(App and web page records)
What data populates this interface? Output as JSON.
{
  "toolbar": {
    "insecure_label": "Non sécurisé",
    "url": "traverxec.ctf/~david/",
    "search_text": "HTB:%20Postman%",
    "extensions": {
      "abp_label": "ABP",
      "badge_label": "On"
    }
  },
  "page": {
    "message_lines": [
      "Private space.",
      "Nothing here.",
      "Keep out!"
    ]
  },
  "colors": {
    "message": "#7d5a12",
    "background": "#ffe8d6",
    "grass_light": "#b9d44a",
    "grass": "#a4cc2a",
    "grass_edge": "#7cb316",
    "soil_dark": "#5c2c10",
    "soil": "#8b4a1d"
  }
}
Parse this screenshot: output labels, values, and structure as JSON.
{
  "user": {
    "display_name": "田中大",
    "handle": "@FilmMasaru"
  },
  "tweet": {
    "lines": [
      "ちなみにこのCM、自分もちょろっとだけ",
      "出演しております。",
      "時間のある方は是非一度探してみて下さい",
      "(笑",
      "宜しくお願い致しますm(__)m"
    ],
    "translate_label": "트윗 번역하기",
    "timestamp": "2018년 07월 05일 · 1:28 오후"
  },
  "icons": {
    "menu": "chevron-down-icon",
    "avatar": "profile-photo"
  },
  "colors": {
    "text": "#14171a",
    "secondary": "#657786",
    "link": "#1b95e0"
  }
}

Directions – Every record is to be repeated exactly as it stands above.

Solved exercise –
What data populates this interface? Output as JSON.
{
  "toolbar": {
    "insecure_label": "Non sécurisé",
    "url": "traverxec.ctf/~david/",
    "search_text": "HTB:%20Postman%",
    "extensions": {
      "abp_label": "ABP",
      "badge_label": "On"
    }
  },
  "page": {
    "message_lines": [
      "Private space.",
      "Nothing here.",
      "Keep out!"
    ]
  },
  "colors": {
    "message": "#7d5a12",
    "background": "#ffe8d6",
    "grass_light": "#b9d44a",
    "grass": "#a4cc2a",
    "grass_edge": "#7cb316",
    "soil_dark": "#5c2c10",
    "soil": "#8b4a1d"
  }
}
Parse this screenshot: output labels, values, and structure as JSON.
{
  "user": {
    "display_name": "田中大",
    "handle": "@FilmMasaru"
  },
  "tweet": {
    "lines": [
      "ちなみにこのCM、自分もちょろっとだけ",
      "出演しております。",
      "時間のある方は是非一度探してみて下さい",
      "(笑",
      "宜しくお願い致しますm(__)m"
    ],
    "translate_label": "트윗 번역하기",
    "timestamp": "2018년 07월 05일 · 1:28 오후"
  },
  "icons": {
    "menu": "chevron-down-icon",
    "avatar": "profile-photo"
  },
  "colors": {
    "text": "#14171a",
    "secondary": "#657786",
    "link": "#1b95e0"
  }
}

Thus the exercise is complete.